Dataset content:
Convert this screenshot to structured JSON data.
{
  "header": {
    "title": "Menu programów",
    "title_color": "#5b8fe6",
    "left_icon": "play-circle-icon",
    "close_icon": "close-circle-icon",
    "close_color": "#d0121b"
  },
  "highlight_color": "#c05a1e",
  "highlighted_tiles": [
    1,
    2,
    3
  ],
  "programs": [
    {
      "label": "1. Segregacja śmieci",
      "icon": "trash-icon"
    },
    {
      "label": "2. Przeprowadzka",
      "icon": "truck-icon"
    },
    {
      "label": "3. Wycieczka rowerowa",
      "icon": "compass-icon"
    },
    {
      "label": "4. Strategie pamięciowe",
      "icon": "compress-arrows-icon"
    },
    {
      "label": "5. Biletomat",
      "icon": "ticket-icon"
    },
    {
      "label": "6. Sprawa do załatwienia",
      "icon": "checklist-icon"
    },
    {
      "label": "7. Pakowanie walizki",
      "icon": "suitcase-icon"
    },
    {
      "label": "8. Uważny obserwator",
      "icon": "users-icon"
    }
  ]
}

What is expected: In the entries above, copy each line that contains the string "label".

Response:
      "label": "1. Segregacja śmieci",
      "label": "2. Przeprowadzka",
      "label": "3. Wycieczka rowerowa",
      "label": "4. Strategie pamięciowe",
      "label": "5. Biletomat",
      "label": "6. Sprawa do załatwienia",
      "label": "7. Pakowanie walizki",
      "label": "8. Uważny obserwator",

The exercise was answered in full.